Surprisingly PPE is the least effective control in the measures that one can take to control risks presented by COVID-19.
If you are looking at a risk assessment the hierarchy is as follows: –
1. Elimination (Remove the risk/hazard)
2. Substitution (Replace the risk/hazard)
3. Engineering Controls (isolate people from the risk/hazard)
4. Administrative Controls (change working practices)
PPE is only as effective as the person who wears it correctly. The most effective ways to prevent infection are: –
1. Stay at home if you feel unwell.
2. Sneeze or cough into the crook of your arm.
3. Wash your hands for 20 seconds and if unable to have access, use an alcohol-based sanitiser.
4. Clean and disinfect touch surfaces (light switches, door handles, workstations, photocopiers etc.
5. Ensure all common areas are regularly cleaned.
6. Observe social distancing.
Types of PPE
Surgical Masks – Worn over the nose and mouth. Needs to be close fitting.

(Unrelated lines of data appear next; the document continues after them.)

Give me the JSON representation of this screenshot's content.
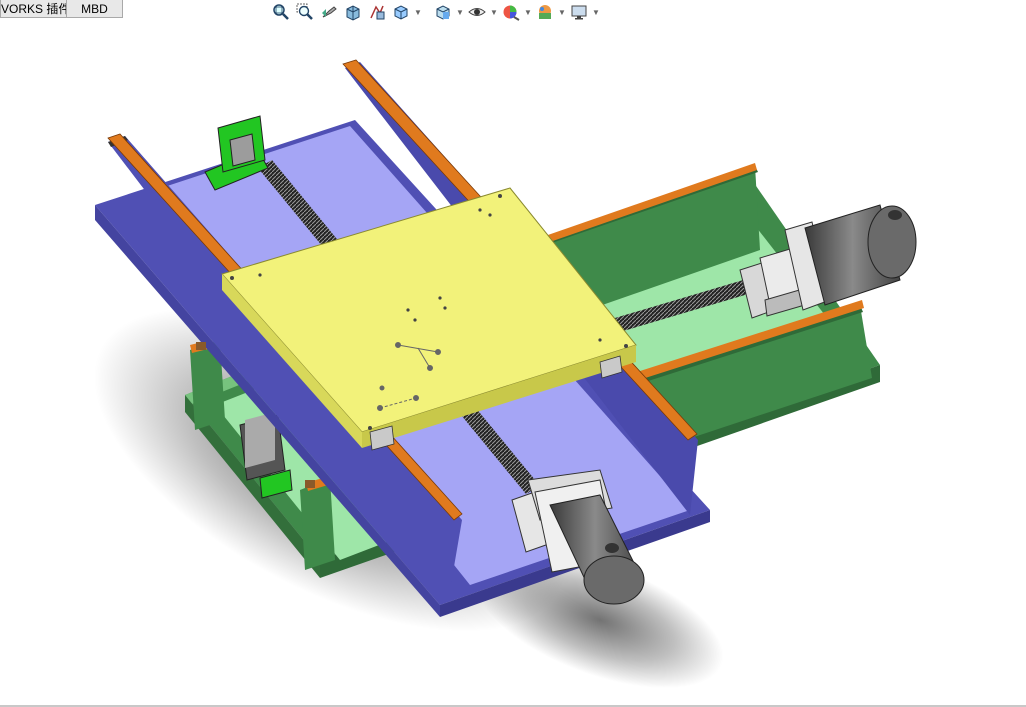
{
  "tabs": [
    {
      "label": "VORKS 插件"
    },
    {
      "label": "MBD"
    }
  ],
  "hud_tools": [
    {
      "icon": "zoom-to-fit-icon"
    },
    {
      "icon": "zoom-to-area-icon"
    },
    {
      "icon": "previous-view-icon"
    },
    {
      "icon": "section-view-icon"
    },
    {
      "icon": "dynamic-annotation-icon"
    },
    {
      "icon": "view-orientation-icon"
    },
    {
      "icon": "display-style-icon"
    },
    {
      "icon": "hide-show-items-icon"
    },
    {
      "icon": "edit-appearance-icon"
    },
    {
      "icon": "apply-scene-icon"
    },
    {
      "icon": "view-settings-icon"
    }
  ],
  "model": {
    "description_colors": {
      "base_green": "#3f8a4a",
      "base_light_green": "#9ee6a8",
      "middle_blue": "#5050b4",
      "middle_light_blue": "#a5a5f5",
      "top_plate_yellow": "#f2f27a",
      "rail_orange": "#e07a1e",
      "motor_gray": "#7a7a7a",
      "bearing_block_green": "#22c622"
    }
  }
}
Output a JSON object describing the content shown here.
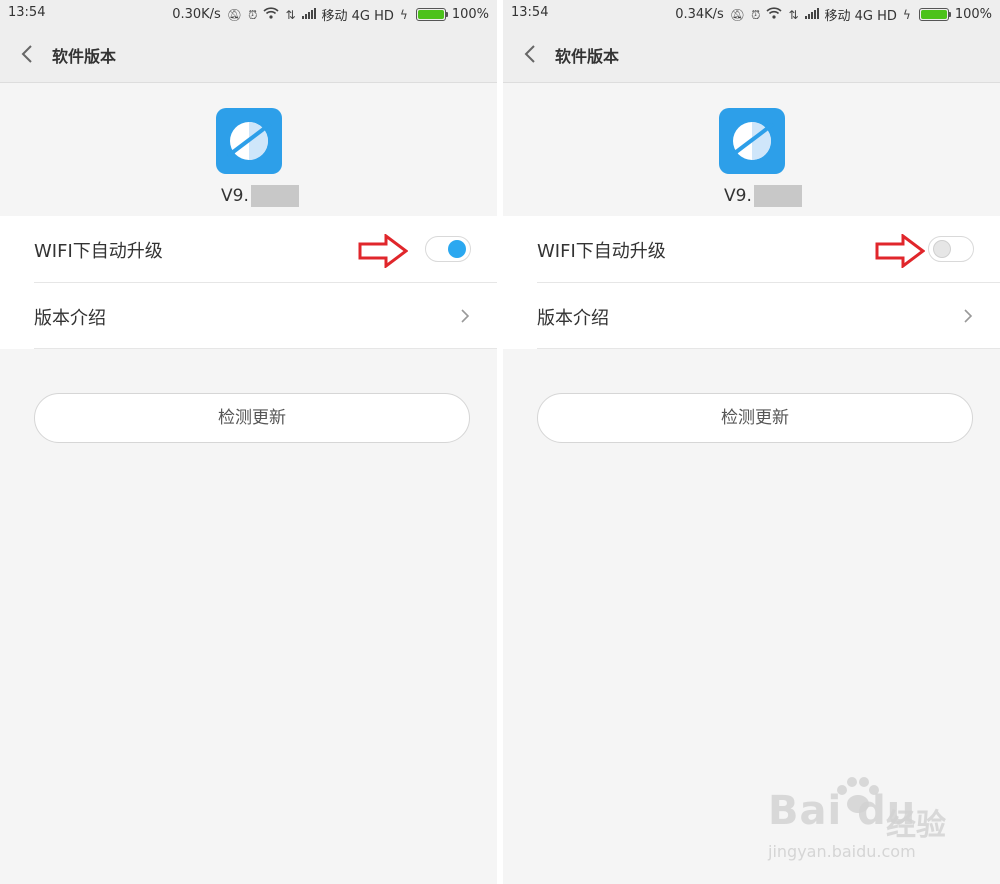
{
  "screens": [
    {
      "status": {
        "time": "13:54",
        "speed": "0.30K/s",
        "carrier": "移动 4G HD",
        "battery": "100%"
      },
      "title": "软件版本",
      "version_prefix": "V9.",
      "items": {
        "wifi_auto_update": "WIFI下自动升级",
        "version_intro": "版本介绍"
      },
      "toggle_state": "on",
      "check_button": "检测更新"
    },
    {
      "status": {
        "time": "13:54",
        "speed": "0.34K/s",
        "carrier": "移动 4G HD",
        "battery": "100%"
      },
      "title": "软件版本",
      "version_prefix": "V9.",
      "items": {
        "wifi_auto_update": "WIFI下自动升级",
        "version_intro": "版本介绍"
      },
      "toggle_state": "off",
      "check_button": "检测更新"
    }
  ],
  "colors": {
    "accent": "#2ba8f0",
    "app_icon": "#2d9fe9",
    "annotation_arrow": "#e0262b",
    "battery": "#4cc21a"
  },
  "watermark": {
    "logo": "Bai du",
    "suffix": "经验",
    "url": "jingyan.baidu.com"
  },
  "icons": [
    "back-arrow-icon",
    "chevron-right-icon",
    "app-planet-icon",
    "battery-icon",
    "wifi-icon",
    "alarm-icon",
    "red-arrow-icon"
  ]
}
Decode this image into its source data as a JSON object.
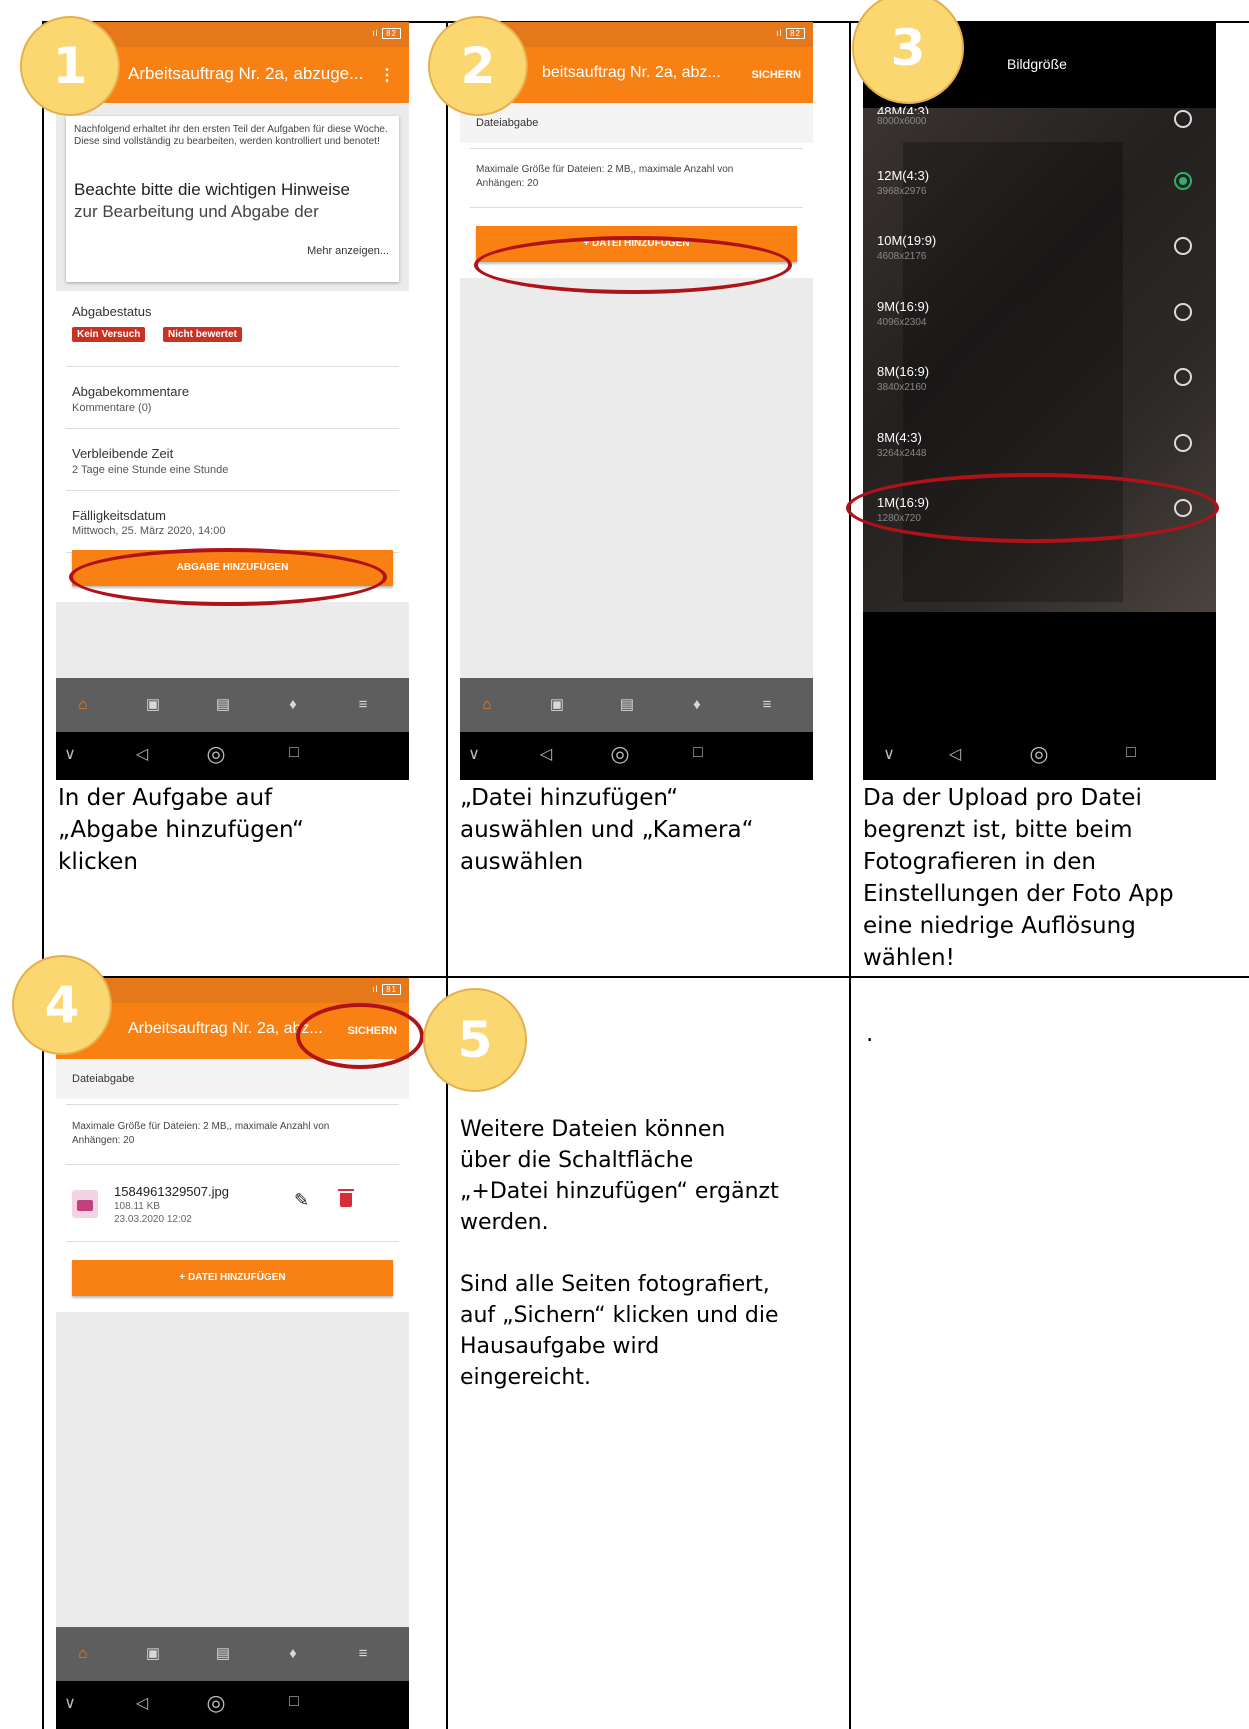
{
  "steps": {
    "one": {
      "number": "1",
      "caption_lines": [
        "In der Aufgabe auf",
        "„Abgabe hinzufügen“",
        "klicken"
      ]
    },
    "two": {
      "number": "2",
      "caption_lines": [
        "„Datei hinzufügen“",
        "auswählen und „Kamera“",
        "auswählen"
      ]
    },
    "three": {
      "number": "3",
      "caption_lines": [
        "Da der Upload pro Datei",
        "begrenzt ist, bitte beim",
        "Fotografieren in den",
        "Einstellungen der Foto App",
        "eine niedrige Auflösung",
        "wählen!"
      ]
    },
    "four": {
      "number": "4"
    },
    "five": {
      "number": "5",
      "caption_lines": [
        "Weitere Dateien können",
        "über die Schaltfläche",
        "„+Datei hinzufügen“ ergänzt",
        "werden.",
        "",
        "Sind alle Seiten fotografiert,",
        "auf „Sichern“ klicken und die",
        "Hausaufgabe wird",
        "eingereicht."
      ]
    },
    "six": {
      "text": "."
    }
  },
  "screen1": {
    "title": "Arbeitsauftrag Nr. 2a, abzuge...",
    "menu_icon": "more-vert-icon",
    "battery": "82",
    "intro": "Nachfolgend erhaltet ihr den ersten Teil der Aufgaben für diese Woche. Diese sind vollständig zu bearbeiten, werden kontrolliert und benotet!",
    "heading_line1": "Beachte bitte die wichtigen Hinweise",
    "heading_line2": "zur Bearbeitung und Abgabe der",
    "more": "Mehr anzeigen...",
    "status_label": "Abgabestatus",
    "badge1": "Kein Versuch",
    "badge2": "Nicht bewertet",
    "comments_label": "Abgabekommentare",
    "comments_value": "Kommentare (0)",
    "remaining_label": "Verbleibende Zeit",
    "remaining_value": "2 Tage eine Stunde eine Stunde",
    "due_label": "Fälligkeitsdatum",
    "due_value": "Mittwoch, 25. März 2020, 14:00",
    "button": "ABGABE HINZUFÜGEN"
  },
  "screen2": {
    "title": "beitsauftrag Nr. 2a, abz...",
    "save": "SICHERN",
    "battery": "82",
    "section": "Dateiabgabe",
    "info_line1": "Maximale Größe für Dateien: 2 MB,, maximale Anzahl von",
    "info_line2": "Anhängen: 20",
    "button": "+ DATEI HINZUFÜGEN"
  },
  "screen3": {
    "title": "Bildgröße",
    "options": [
      {
        "name": "48M(4:3)",
        "res": "8000x6000",
        "selected": false
      },
      {
        "name": "12M(4:3)",
        "res": "3968x2976",
        "selected": true
      },
      {
        "name": "10M(19:9)",
        "res": "4608x2176",
        "selected": false
      },
      {
        "name": "9M(16:9)",
        "res": "4096x2304",
        "selected": false
      },
      {
        "name": "8M(16:9)",
        "res": "3840x2160",
        "selected": false
      },
      {
        "name": "8M(4:3)",
        "res": "3264x2448",
        "selected": false
      },
      {
        "name": "1M(16:9)",
        "res": "1280x720",
        "selected": false
      }
    ]
  },
  "screen4": {
    "title": "Arbeitsauftrag Nr. 2a, abz...",
    "save": "SICHERN",
    "battery": "81",
    "section": "Dateiabgabe",
    "info_line1": "Maximale Größe für Dateien: 2 MB,, maximale Anzahl von",
    "info_line2": "Anhängen: 20",
    "file_name": "1584961329507.jpg",
    "file_size": "108.11 KB",
    "file_date": "23.03.2020 12:02",
    "button": "+ DATEI HINZUFÜGEN"
  },
  "tabs": [
    {
      "icon": "home-icon",
      "glyph": "⌂"
    },
    {
      "icon": "calendar-icon",
      "glyph": "▣"
    },
    {
      "icon": "messages-icon",
      "glyph": "▤"
    },
    {
      "icon": "notifications-icon",
      "glyph": "♦"
    },
    {
      "icon": "menu-icon",
      "glyph": "≡"
    }
  ],
  "nav": [
    {
      "icon": "chevron-down-icon",
      "glyph": "∨"
    },
    {
      "icon": "back-icon",
      "glyph": "◁"
    },
    {
      "icon": "home-nav-icon",
      "glyph": "◎"
    },
    {
      "icon": "recents-icon",
      "glyph": "□"
    }
  ],
  "colors": {
    "orange": "#f98012",
    "badge_red": "#ca3120",
    "highlight_red": "#b01218",
    "number_yellow": "#fbd772",
    "radio_green": "#2bb267"
  }
}
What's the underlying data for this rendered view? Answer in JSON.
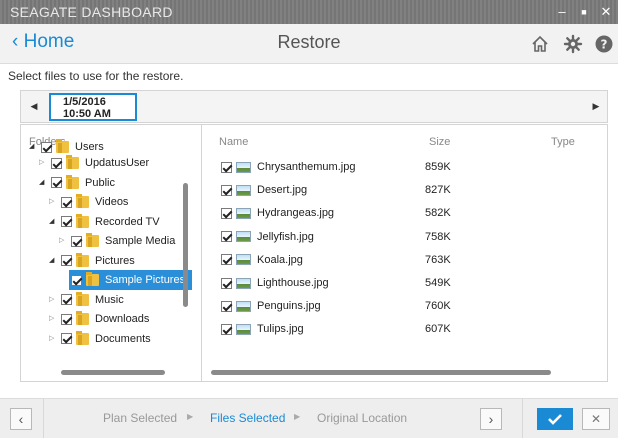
{
  "window": {
    "title": "SEAGATE DASHBOARD",
    "minimize_glyph": "–",
    "maximize_glyph": "■",
    "close_glyph": "✕"
  },
  "header": {
    "back_label": "‹ Home",
    "title": "Restore",
    "icons": [
      "home-icon",
      "gear-icon",
      "help-icon"
    ]
  },
  "instruction": "Select files to use for the restore.",
  "datebar": {
    "date": "1/5/2016",
    "time": "10:50 AM",
    "prev_glyph": "◀",
    "next_glyph": "▶"
  },
  "folders": {
    "label": "Folders",
    "items": [
      {
        "label": "Users",
        "depth": 0,
        "expander": "◢"
      },
      {
        "label": "UpdatusUser",
        "depth": 1,
        "expander": "▷"
      },
      {
        "label": "Public",
        "depth": 1,
        "expander": "◢"
      },
      {
        "label": "Videos",
        "depth": 2,
        "expander": "▷"
      },
      {
        "label": "Recorded TV",
        "depth": 2,
        "expander": "◢"
      },
      {
        "label": "Sample Media",
        "depth": 3,
        "expander": "▷"
      },
      {
        "label": "Pictures",
        "depth": 2,
        "expander": "◢"
      },
      {
        "label": "Sample Pictures",
        "depth": 3,
        "expander": "",
        "selected": true
      },
      {
        "label": "Music",
        "depth": 2,
        "expander": "▷"
      },
      {
        "label": "Downloads",
        "depth": 2,
        "expander": "▷"
      },
      {
        "label": "Documents",
        "depth": 2,
        "expander": "▷"
      }
    ]
  },
  "files": {
    "columns": {
      "name": "Name",
      "size": "Size",
      "type": "Type"
    },
    "rows": [
      {
        "name": "Chrysanthemum.jpg",
        "size": "859K"
      },
      {
        "name": "Desert.jpg",
        "size": "827K"
      },
      {
        "name": "Hydrangeas.jpg",
        "size": "582K"
      },
      {
        "name": "Jellyfish.jpg",
        "size": "758K"
      },
      {
        "name": "Koala.jpg",
        "size": "763K"
      },
      {
        "name": "Lighthouse.jpg",
        "size": "549K"
      },
      {
        "name": "Penguins.jpg",
        "size": "760K"
      },
      {
        "name": "Tulips.jpg",
        "size": "607K"
      }
    ]
  },
  "footer": {
    "prev_glyph": "‹",
    "next_glyph": "›",
    "steps": [
      {
        "label": "Plan Selected",
        "active": false
      },
      {
        "label": "Files Selected",
        "active": true
      },
      {
        "label": "Original Location",
        "active": false
      }
    ],
    "step_separator": "▶",
    "cancel_glyph": "✕"
  },
  "colors": {
    "accent": "#1a8ad4",
    "titlebar": "#7a7a7a",
    "selection": "#2a8fd8"
  }
}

These include Fluid Resistant masks (FRSM) – type IIR – Surgical Mask which provides bacterial filtration efficiency, breathing resistance and splash resistance. Designed to protect the wearer where there is a risk of splashing or spraying of blood, bodily fluids, secretions or excretions.
FFP3 mask – Mask with a filter (class 3). It protects against 99% of airborne particles. Needs to be face fitted.
FFP2 mask – Mask with a filter (class 2). It protects against 94% of airborne particles. Needs to be face fitted.
Gloves – Subject to single use – protect against blood or body fluids – Hands must be washed after using.
Disposable Aprons and Gowns – protects clothes from contamination – single use.
Eye protection – Safety glasses – wear with face mask for splash protection.
Face shield – Covers the face front and sides.
Face covering – can be anything that covers you nose and mouth – can help protect each other.